"Aw, to heck with them, Ole," Lena said, "Don't worry about it today. Just leave the car in the garage."
We'd hear about fish-boils and interesting food such as casseroles with potato chip toppings. We'd wrinkle up our noses when we heard about the Norwegian delicacy of lutefisk, which involves soaking whitefish in lye until it is almost a gelatin. While I've never had it, I've heard that it smells bad.
It was while I was in Milwaukee that I was introduced to National Public Radio and Garrison Keillor's Prairie Home Companion, which extolled and gently poked fun at the Scandinavian side of Minnesota in his News from Lake Wobegon segment on the show. Many the protagonists in this ongoing series of stories seemed to have last names like Ingqvist and the town had The Sons of Knute fraternal organization and the Statue of the Unknown Norwegian (the model left before the sculptor could get his name).
All of this gave me a picture of the Scandinavians of the upper Midwest as being very dour, practical and industrious. The population seemed all to be very matter of fact and not a lot of fun, though they were quick to make fun of themselves for these very characteristics.
It all jarred with my reality because I remembered that in my senior year of college, we had a couple of Norwegian foreign students on my dorm floor, and I remember these guys as being completely crazy. They were pranksters, they drank a lot, they loved to tell jokes about the Swedes (because the Norwegians and the Swedes are rivals even though they have the same ethnic background). If there was a noisy night on the dorm, if the Norwegian guys didn't start it they were surely in the middle of it.
Even in my present, a group of Scandinavian skiers that competed for the University of New Mexico lived four doors down from me. They just moved out. They were the typical Nordic athletic types - good looking, tended blond, extremely in shape. They were also intense partiers and noisy.

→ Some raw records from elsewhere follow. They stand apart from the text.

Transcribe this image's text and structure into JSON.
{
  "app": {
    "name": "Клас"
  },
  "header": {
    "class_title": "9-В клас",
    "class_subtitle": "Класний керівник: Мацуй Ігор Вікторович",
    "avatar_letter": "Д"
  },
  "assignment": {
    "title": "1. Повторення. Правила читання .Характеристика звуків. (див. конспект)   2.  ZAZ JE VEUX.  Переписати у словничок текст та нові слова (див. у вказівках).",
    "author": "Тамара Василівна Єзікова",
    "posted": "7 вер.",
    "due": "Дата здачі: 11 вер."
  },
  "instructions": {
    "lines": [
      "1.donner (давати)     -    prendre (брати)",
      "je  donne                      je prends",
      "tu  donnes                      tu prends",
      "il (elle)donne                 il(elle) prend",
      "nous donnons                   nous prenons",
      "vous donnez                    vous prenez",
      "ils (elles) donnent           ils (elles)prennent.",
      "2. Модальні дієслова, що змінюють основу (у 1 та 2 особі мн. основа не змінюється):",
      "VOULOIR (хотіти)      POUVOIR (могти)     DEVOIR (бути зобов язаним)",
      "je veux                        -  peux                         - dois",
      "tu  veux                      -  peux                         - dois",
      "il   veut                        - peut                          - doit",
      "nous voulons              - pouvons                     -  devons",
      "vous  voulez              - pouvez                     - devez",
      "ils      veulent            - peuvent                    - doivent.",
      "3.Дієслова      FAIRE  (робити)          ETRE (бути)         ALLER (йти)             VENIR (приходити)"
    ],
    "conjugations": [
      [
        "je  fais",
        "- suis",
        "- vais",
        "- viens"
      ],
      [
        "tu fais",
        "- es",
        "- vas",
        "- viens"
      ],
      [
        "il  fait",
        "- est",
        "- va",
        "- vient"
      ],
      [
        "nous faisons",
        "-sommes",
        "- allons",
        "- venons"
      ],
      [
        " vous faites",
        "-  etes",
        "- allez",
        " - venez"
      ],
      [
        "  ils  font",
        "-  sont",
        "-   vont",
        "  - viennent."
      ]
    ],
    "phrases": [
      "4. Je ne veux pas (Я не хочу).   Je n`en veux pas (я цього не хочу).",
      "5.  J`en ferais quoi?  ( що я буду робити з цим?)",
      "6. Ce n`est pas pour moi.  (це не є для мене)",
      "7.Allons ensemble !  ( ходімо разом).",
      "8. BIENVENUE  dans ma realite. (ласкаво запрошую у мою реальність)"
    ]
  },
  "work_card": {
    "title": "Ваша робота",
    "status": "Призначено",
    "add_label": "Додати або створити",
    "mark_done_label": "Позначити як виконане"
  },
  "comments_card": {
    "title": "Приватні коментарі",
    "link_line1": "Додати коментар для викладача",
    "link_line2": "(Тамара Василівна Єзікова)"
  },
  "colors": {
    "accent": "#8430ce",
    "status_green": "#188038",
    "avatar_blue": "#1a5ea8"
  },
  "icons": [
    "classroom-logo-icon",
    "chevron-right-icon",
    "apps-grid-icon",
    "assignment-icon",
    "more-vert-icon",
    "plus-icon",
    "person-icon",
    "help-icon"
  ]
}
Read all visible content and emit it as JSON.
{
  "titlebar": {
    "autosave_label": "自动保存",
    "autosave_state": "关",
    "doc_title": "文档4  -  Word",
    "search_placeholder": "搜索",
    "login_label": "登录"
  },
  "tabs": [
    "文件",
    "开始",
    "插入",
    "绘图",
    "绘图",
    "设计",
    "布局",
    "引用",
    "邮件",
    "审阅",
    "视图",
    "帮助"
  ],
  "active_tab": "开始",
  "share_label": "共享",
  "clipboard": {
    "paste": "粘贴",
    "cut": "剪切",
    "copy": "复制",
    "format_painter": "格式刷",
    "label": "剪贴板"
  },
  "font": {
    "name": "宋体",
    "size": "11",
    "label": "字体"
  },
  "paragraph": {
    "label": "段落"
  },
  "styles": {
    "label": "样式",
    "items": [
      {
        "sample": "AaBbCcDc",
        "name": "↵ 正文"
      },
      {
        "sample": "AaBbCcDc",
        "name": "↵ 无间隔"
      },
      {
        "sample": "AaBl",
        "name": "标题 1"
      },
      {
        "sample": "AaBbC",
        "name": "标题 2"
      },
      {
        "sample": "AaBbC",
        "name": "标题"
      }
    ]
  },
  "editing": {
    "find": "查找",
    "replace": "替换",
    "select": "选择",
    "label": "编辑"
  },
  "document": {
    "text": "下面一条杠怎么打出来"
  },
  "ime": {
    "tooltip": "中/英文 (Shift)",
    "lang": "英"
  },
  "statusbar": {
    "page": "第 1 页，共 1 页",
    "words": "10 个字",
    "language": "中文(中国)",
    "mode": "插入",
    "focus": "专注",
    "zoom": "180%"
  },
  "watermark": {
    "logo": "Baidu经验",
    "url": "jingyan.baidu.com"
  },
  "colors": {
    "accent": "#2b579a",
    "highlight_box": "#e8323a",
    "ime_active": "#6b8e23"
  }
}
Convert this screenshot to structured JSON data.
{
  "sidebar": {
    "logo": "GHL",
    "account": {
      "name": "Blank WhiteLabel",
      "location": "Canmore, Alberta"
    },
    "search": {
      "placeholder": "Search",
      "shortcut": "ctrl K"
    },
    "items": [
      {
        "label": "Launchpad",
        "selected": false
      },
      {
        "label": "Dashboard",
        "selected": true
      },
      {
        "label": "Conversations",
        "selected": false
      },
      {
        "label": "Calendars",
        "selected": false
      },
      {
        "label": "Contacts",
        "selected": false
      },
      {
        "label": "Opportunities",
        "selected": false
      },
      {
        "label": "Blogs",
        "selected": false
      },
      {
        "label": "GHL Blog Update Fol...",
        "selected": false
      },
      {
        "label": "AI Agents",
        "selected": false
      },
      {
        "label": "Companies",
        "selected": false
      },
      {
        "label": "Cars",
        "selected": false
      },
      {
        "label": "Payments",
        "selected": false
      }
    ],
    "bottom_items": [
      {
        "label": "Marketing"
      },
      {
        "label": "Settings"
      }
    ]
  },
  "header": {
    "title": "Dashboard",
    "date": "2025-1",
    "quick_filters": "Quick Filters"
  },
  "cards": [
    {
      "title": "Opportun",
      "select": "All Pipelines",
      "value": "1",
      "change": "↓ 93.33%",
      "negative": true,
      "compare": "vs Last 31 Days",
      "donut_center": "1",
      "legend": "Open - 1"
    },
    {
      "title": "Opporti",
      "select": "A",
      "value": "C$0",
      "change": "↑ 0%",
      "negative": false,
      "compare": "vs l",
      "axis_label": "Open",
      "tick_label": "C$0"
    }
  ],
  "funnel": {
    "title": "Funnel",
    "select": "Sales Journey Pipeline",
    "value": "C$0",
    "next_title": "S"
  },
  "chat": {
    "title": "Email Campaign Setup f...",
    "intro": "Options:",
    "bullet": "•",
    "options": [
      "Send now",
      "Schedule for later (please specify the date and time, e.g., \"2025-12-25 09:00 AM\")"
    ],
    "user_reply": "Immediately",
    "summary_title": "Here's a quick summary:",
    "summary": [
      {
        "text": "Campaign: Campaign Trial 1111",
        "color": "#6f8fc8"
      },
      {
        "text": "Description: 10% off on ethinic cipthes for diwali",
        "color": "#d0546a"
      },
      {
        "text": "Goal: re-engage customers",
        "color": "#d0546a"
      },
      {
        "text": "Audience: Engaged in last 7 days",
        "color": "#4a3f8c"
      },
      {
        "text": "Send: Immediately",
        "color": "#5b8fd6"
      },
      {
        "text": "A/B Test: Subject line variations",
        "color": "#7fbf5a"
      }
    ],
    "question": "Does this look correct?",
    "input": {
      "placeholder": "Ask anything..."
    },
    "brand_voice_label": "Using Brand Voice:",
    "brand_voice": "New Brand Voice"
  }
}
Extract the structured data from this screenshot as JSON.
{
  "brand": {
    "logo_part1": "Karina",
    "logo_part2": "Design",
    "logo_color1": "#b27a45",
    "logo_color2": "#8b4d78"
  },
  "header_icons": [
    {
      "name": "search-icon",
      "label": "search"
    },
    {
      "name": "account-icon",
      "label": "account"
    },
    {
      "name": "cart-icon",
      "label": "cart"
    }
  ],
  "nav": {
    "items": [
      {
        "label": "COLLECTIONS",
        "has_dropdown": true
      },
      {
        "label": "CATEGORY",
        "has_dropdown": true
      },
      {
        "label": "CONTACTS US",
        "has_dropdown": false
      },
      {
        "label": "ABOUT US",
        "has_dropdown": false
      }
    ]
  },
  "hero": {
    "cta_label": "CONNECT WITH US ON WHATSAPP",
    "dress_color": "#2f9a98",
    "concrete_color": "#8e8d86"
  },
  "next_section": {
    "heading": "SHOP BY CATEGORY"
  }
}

If there was noise in the neighborhood, you didn't have to look any farther than the Nordic ski team down the block. Their neighbor was glad they moved.
So what happened to those Norwegians and Swedes in the upper Midwest to make them so dour and serious that they make fun of themselves for it? I'm not sure. I do know, however, that I while I like Minnesota and would be happy to visit Minneapolis and St. Paul again, I really, really want to visit Scandinavia. It seems like a fun, beautiful place and from what I hear, the people there are very friendly. I also know that Scandinavian women are beautiful - not that I care that much...
If you want to know more about Oslo
Next up: Viking, Minnesota